Family bibles are like a present to genealogists. In the past most families had a bible that provided divine guidance and also served as a record of life memories and events. This was of particular importance pre-1900 as most states had no civil vital registrations requirements until the early 1900s. Even in 1906, when the federal government, for the purpose of public health, mandated state vital record keeping, some states lagged behind in compliance.1 For example, Alaska did not achieve full compliance of vital registrations until 19501 During early colonial history through to the 1900s most churches and some civic authorities recorded this information, but a family bible was like having a personal copy of all the family members vital information. This personal copy was of particular importance during the 1800s when families began in earnest to migrate to the Western United States.2 They could easily take all their family vital information with them in their bible, and events that occurred along the way, away from church and state, could be recorded.
Noel Stevenson presented a classification system for rating family bibles as to their level of reliability as evidence. According to Stevenson, bible records rated “AAA” would be one where someone was alive that had personal knowledge of the events contained in the bible.3 As Stevenson points out, this condition is nearly impossible to meet.4 Bible records rated “AA” would be one’s where the bible is has remained in the hands of a family members, and there is evidence to show that the book has been passed down from generation to generation.5 Bible records rated “A” includes bibles in possession of a family member, but the individual possessing the bible has no first-hand information about the bible.6 For example, it was found in grandmother’s attic upon her death. Bible records rated “BB” would be family bibles that are in the possession of a person whose spouse owned the bible, but is now dead.7 Bible records rated “B” are those that belong to distance cousins who have no information on the origin of the bible.8 Bible records rated “C” are those that belong to a non-family members, such as bibles in bookstores, libraries, archives and museums.
Here are a few links to family bibles that have been placed online.

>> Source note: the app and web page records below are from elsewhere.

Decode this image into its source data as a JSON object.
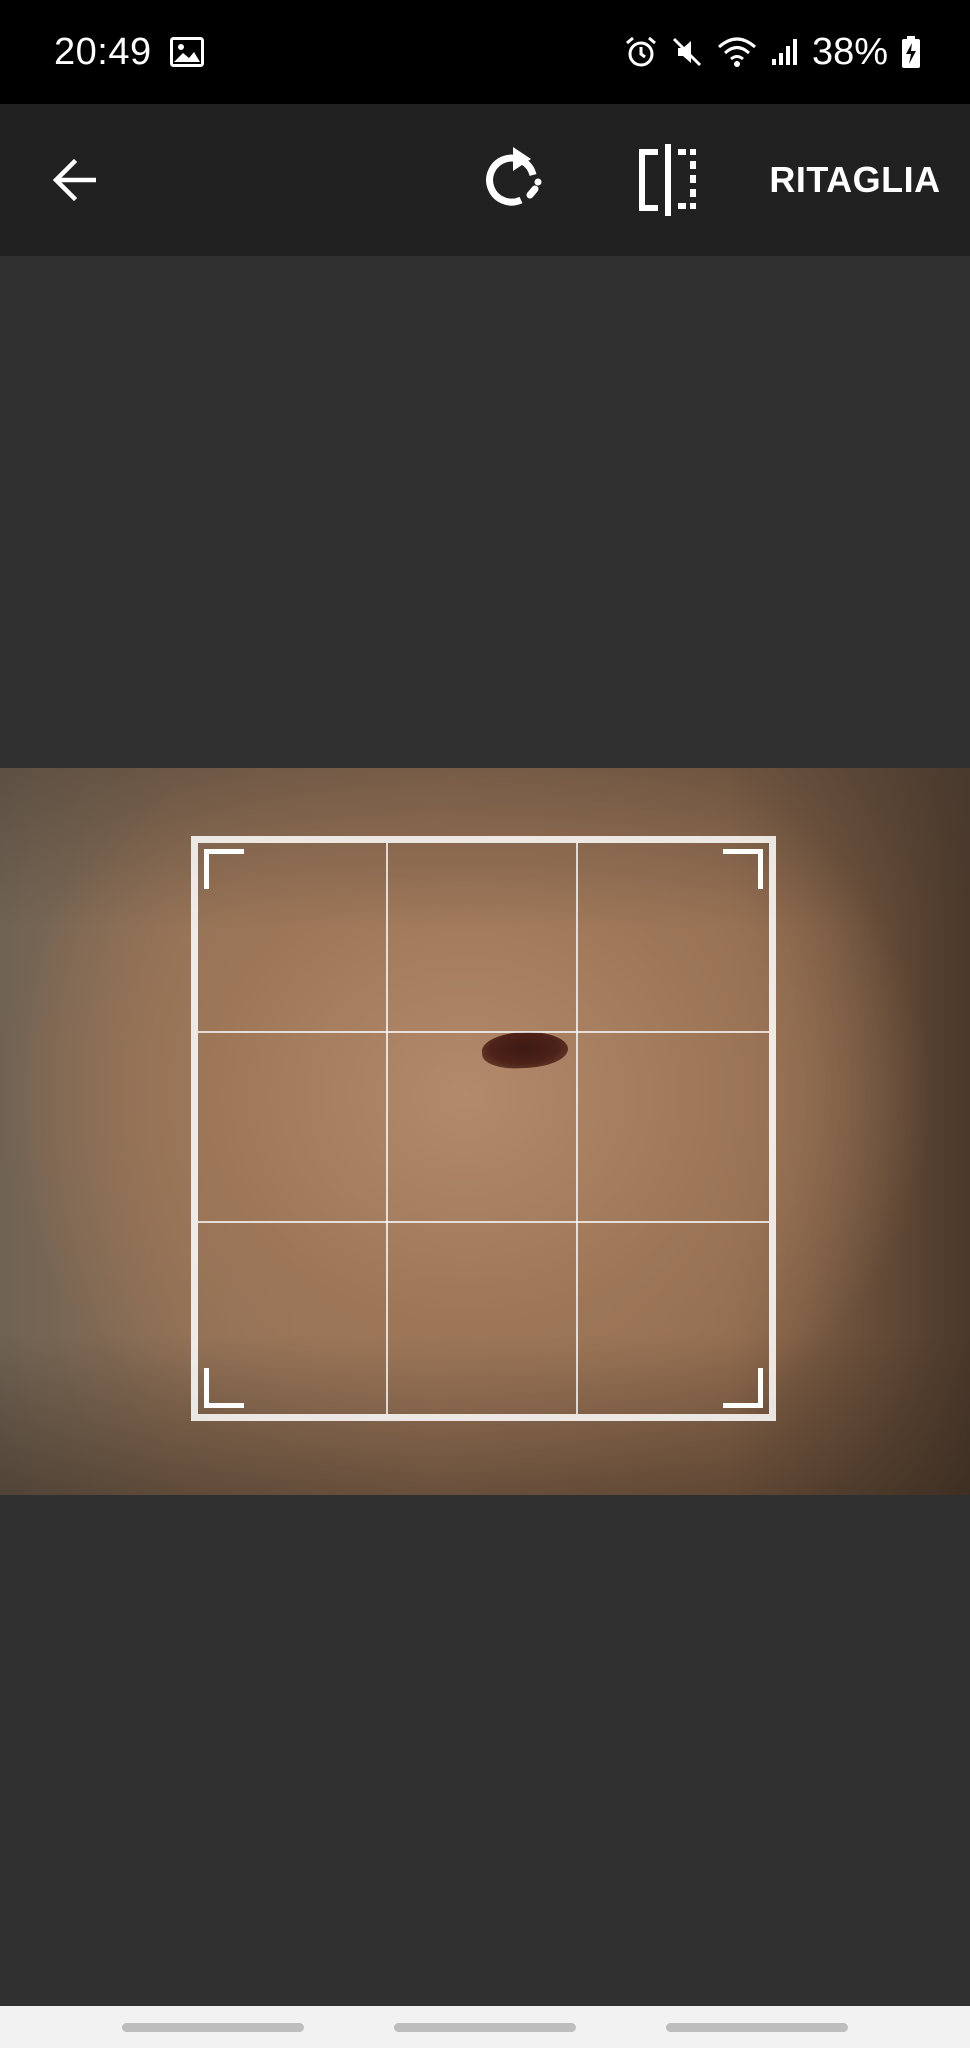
{
  "status_bar": {
    "time": "20:49",
    "battery": "38%",
    "icons": [
      "gallery-icon",
      "alarm-icon",
      "mute-icon",
      "wifi-icon",
      "signal-icon",
      "battery-charging-icon"
    ]
  },
  "toolbar": {
    "back_icon": "arrow-left-icon",
    "rotate_icon": "rotate-icon",
    "flip_icon": "flip-icon",
    "crop_label": "RITAGLIA"
  },
  "colors": {
    "background": "#303030",
    "toolbar": "#212121",
    "status_bar": "#000000",
    "nav_bar": "#f2f2f2"
  }
}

1.Kimberly A. M. Richards, Development of Civil Registration in Britain with Parallels to the Situation in the United States of America. Unpublished paper, American School of Genealogy

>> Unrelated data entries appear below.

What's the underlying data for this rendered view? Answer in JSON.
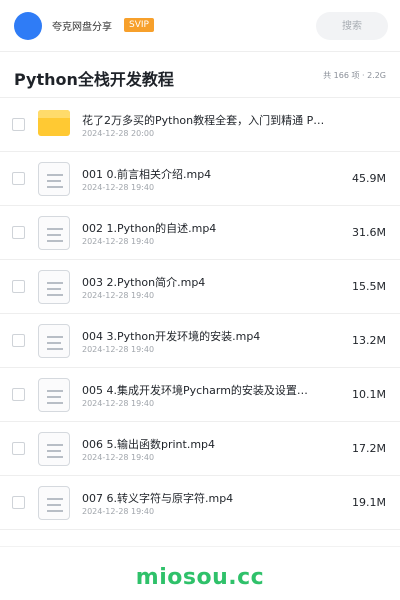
{
  "header": {
    "app_name": "夸克网盘分享",
    "badge": "SVIP",
    "search_placeholder": "搜索",
    "avatar_color": "#2f7cf6",
    "badge_color": "#f7a02b"
  },
  "folder": {
    "title": "Python全栈开发教程",
    "summary": "共 166 项 · 2.2G"
  },
  "files": [
    {
      "icon": "folder-icon",
      "name": "花了2万多买的Python教程全套，入门到精通 P…",
      "date": "2024-12-28 20:00",
      "size": ""
    },
    {
      "icon": "video-file-icon",
      "name": "001 0.前言相关介绍.mp4",
      "date": "2024-12-28 19:40",
      "size": "45.9M"
    },
    {
      "icon": "video-file-icon",
      "name": "002 1.Python的自述.mp4",
      "date": "2024-12-28 19:40",
      "size": "31.6M"
    },
    {
      "icon": "video-file-icon",
      "name": "003 2.Python简介.mp4",
      "date": "2024-12-28 19:40",
      "size": "15.5M"
    },
    {
      "icon": "video-file-icon",
      "name": "004 3.Python开发环境的安装.mp4",
      "date": "2024-12-28 19:40",
      "size": "13.2M"
    },
    {
      "icon": "video-file-icon",
      "name": "005 4.集成开发环境Pycharm的安装及设置…",
      "date": "2024-12-28 19:40",
      "size": "10.1M"
    },
    {
      "icon": "video-file-icon",
      "name": "006 5.输出函数print.mp4",
      "date": "2024-12-28 19:40",
      "size": "17.2M"
    },
    {
      "icon": "video-file-icon",
      "name": "007 6.转义字符与原字符.mp4",
      "date": "2024-12-28 19:40",
      "size": "19.1M"
    }
  ],
  "footer": {
    "watermark": "miosou.cc",
    "watermark_color": "#2fc16a"
  }
}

2. Michael Leclerc, “Vital Records in the United States”, Macavo Genealogy Blog, MGBblogsite, 2013, (http://blog.mocavo.com/2013/04/vital-records-in-the-united-states : 2013).
4. Noel C. Stevenson, Genealogical Evidence, rev. ed. (Laguna Hills, California: Aegean Park Press, 1989), 164.
8. Ibid., 165.